The summit comes as global carbon emissions continue to increase despite the International Panel on Climate Change’s repeated warnings of environmental calamity. According to Stand.earth, the fossil fuel industry will spend $1.4 trillion to expand production around the world over the next five years.
“Climate change causes and impacts are increasing rather than slowing down,” said World Meteorological Organization Secretary-General Petteri Taalas in a statement for the summit. “Sea level rise has accelerated and we are concerned that an abrupt decline in the Antarctic and Greenland ice sheets, which will exacerbate future rise. As we have seen this year with tragic effect in the Bahamas and Mozambique, sea level rise and intense tropical storms led to humanitarian and economic catastrophes.”
Talaas said that carbon emissions continue to increase, shrinking the window to cut back emissions before the world surpasses the Paris Agreement’s goal of keeping temperatures below 1.5 degrees Celsius. Talaas said the world would have to multiply its efforts to cut emissions by five to stay below 1.5 Celsius, and triple them to stay under the threshold of 2 degrees Celsius.
“People are suffering. People are dying. Entire ecosystems are collapsing,” Thunberg said. “We are in the beginning of a mass extinction. And all you can talk about is money and fairy tales of eternal economic growth. How dare you! How dare you pretend that this can be solved with just business as usual and some technical solutions?”
Oil and Gas Industry Continues to Rub Elbows With Politicians
Thunberg’s condemnation of “business as usual” came as fossil fuel executives and public officials gathered at the Morgan Library and Museum blocks away from the U.N. Climate Summit in a meeting organized by the industry-led Oil and Gas Climate Initiative (OGCI). Government officials also dined with fossil fuel executives ahead of the summit at Gramercy Park Hotel in New York Sunday night.
Critics argue the industry that caused the climate crisis and funded disinformation campaigns to spread confusion about science should not be able to dictate climate policy.
As Common Dreams reported, activists held a banner that said “ExxonKnew: Make Them Pay” outside of the OGCI meeting at Morgan Library. The protesters were referring to how Exxon’s scientists warned the company about the human impact on climate change decades ago, but executives chose to conceal their research and fund climate denialism propaganda.
Leaders like German Prime Minister Angela Merkel and French President Macron said the summit moved them to take on greater commitments against climate change.
“I was very struck by the emotion in the room,” Macron said. “I think they’ve identified an absolute urgency that we have to respond to here.”
The summit was meant only for countries that plan to take action to reduce emissions, with diplomats from Saudi Arabia and Brazil absent as well as Japan and Australia, countries that are still increasing their coal production. President Trump, who denies climate change and appointed a coal lobbyist to head the Environmental Protection Agency, was reported to avoid the summit in favor of a “religious freedom” conference, but was seen in the audience for around 10 minutes before leaving.

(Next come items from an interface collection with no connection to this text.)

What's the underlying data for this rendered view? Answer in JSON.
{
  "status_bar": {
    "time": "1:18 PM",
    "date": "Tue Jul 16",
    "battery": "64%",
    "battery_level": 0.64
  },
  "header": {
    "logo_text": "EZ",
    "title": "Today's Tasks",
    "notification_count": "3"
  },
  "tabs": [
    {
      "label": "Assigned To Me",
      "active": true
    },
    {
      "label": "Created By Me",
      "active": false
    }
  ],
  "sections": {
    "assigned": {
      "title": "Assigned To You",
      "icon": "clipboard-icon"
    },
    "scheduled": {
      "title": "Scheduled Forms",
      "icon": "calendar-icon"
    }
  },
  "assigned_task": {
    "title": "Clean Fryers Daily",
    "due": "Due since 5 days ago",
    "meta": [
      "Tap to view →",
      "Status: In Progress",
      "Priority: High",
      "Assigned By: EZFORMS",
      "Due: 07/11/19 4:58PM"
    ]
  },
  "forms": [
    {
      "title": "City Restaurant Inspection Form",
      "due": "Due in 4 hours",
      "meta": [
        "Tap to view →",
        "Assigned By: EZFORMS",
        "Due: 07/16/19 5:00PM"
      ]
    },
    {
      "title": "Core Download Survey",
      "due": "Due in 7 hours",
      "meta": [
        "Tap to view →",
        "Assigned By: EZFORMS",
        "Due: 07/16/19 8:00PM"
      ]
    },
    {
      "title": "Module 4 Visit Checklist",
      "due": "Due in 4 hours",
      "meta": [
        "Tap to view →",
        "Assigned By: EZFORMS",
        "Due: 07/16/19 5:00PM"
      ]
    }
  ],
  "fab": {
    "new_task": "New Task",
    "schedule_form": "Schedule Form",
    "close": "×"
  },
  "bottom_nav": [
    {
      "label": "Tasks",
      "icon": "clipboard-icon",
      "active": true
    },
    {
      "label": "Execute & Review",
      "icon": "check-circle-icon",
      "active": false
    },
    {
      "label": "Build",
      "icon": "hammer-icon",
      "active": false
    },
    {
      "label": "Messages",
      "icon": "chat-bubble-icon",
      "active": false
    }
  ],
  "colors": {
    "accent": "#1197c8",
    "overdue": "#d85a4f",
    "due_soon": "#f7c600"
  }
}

Indian and Chinese representatives attended, however, despite the majority of India’s energy coming from coal and China’s place as the biggest financier of coal production in the world.
“I see a new momentum,” UN Secretary General António Guterres said. “I believe in these last few months [there has been] a turning point. Six months ago, I must tell you, I was quite pessimistic about everything. I would see no movement, now I see a lot of movement and we need to boost that movement.”